▶ **Task requirements**:
What you produce should be every line from the data that includes "Digits".

─── Exercise material

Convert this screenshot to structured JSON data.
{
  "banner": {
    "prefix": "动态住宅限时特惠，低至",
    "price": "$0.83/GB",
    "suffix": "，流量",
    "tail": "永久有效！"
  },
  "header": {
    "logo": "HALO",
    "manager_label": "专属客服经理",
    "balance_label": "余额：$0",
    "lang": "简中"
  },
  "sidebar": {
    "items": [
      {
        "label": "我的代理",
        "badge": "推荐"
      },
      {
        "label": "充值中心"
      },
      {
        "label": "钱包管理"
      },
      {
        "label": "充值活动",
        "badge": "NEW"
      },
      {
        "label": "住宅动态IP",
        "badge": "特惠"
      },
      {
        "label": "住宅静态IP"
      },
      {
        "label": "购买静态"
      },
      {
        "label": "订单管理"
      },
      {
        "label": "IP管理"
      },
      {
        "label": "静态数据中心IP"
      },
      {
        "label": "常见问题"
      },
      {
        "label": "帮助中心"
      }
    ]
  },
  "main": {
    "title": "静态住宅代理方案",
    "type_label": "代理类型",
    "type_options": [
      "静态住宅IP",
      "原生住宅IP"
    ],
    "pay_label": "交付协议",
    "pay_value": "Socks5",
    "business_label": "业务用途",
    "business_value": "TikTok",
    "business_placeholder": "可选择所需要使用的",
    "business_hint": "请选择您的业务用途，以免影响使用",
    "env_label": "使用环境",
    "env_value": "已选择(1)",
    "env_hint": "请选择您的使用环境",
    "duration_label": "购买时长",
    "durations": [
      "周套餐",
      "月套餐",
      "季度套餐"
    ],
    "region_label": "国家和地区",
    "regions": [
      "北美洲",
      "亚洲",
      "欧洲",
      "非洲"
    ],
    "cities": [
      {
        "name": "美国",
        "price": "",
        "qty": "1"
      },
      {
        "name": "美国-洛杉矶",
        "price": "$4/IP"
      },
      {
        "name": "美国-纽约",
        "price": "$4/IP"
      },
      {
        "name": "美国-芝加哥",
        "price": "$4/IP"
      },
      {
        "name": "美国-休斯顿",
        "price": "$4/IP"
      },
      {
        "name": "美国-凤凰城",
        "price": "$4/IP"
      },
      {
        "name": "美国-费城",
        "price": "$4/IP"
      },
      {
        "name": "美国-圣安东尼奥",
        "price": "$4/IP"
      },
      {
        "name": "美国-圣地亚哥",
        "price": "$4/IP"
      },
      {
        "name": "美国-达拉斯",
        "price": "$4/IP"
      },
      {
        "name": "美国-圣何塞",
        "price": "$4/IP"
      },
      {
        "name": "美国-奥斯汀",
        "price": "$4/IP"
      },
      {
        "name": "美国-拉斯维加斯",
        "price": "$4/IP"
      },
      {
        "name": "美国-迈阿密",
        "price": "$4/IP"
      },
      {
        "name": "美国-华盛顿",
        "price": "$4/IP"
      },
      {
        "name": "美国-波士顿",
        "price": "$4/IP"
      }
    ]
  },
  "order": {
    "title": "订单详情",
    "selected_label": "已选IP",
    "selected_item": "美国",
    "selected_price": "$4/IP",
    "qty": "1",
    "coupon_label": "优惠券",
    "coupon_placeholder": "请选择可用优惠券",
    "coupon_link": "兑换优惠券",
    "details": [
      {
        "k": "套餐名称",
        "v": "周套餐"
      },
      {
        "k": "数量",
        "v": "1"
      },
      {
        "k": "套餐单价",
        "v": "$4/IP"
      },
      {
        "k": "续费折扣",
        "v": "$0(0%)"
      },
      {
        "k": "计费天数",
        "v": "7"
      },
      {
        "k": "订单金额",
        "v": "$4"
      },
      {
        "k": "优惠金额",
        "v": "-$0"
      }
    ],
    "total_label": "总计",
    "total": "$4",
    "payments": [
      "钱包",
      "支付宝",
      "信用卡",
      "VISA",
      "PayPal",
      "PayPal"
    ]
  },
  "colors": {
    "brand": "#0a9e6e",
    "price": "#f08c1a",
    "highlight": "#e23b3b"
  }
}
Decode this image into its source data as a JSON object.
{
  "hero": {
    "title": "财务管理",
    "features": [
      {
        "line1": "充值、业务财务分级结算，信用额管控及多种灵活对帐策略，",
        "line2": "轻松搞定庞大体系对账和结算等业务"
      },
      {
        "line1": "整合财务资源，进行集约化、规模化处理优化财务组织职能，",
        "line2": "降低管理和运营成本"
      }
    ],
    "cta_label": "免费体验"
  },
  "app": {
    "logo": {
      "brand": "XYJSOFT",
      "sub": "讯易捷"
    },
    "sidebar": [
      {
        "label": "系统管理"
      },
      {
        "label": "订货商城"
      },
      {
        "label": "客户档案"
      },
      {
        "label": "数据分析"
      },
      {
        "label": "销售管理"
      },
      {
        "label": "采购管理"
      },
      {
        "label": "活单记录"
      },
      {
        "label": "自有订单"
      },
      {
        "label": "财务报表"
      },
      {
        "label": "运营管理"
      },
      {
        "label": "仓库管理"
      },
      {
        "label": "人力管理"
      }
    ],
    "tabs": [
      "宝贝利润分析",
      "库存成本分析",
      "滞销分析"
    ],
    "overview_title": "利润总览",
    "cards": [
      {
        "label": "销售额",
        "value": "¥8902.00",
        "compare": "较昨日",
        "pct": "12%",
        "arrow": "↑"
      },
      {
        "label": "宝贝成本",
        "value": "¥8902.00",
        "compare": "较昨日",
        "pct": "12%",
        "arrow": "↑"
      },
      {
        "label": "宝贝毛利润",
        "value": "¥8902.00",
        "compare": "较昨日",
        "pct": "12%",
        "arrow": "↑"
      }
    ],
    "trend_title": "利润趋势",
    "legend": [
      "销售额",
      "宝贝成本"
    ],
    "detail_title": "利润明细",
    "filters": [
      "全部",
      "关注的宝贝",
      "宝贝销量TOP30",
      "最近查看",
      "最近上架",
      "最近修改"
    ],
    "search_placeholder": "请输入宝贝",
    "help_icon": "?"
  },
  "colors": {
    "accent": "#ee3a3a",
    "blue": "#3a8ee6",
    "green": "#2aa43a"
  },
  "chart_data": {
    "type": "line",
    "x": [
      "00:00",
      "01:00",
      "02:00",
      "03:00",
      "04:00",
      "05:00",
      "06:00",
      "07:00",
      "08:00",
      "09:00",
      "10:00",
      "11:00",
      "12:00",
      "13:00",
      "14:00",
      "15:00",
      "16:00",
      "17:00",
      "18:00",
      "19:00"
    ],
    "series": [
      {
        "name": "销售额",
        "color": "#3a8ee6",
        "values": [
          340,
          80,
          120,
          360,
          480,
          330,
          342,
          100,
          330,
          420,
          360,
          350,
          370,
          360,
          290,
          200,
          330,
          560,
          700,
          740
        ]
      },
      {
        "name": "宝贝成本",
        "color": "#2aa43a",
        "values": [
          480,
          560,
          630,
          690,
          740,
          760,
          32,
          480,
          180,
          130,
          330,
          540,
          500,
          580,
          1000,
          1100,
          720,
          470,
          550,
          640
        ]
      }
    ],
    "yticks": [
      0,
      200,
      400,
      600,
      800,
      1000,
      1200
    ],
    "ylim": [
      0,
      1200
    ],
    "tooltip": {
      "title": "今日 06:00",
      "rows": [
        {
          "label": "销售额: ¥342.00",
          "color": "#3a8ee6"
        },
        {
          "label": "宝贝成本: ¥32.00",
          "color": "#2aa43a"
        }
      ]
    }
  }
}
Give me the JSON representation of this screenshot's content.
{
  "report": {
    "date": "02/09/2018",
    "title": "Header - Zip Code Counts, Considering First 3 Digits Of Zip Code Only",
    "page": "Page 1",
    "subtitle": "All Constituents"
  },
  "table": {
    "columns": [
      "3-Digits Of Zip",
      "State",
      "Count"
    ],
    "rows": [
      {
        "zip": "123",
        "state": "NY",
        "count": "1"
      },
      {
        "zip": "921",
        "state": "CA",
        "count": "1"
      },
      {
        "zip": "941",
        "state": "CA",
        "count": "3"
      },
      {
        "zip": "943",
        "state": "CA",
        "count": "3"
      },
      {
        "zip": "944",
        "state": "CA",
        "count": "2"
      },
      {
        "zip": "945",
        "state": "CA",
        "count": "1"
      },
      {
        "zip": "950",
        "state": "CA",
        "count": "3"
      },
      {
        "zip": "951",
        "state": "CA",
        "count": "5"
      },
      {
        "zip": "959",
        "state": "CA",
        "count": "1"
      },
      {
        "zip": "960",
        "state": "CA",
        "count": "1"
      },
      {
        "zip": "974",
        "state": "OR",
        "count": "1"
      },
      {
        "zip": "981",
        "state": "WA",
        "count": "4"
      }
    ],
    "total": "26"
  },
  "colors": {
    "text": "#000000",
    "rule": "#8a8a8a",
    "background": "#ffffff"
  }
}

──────

▶ **Result of this task**:
    "title": "Header - Zip Code Counts, Considering First 3 Digits Of Zip Code Only",
      "3-Digits Of Zip",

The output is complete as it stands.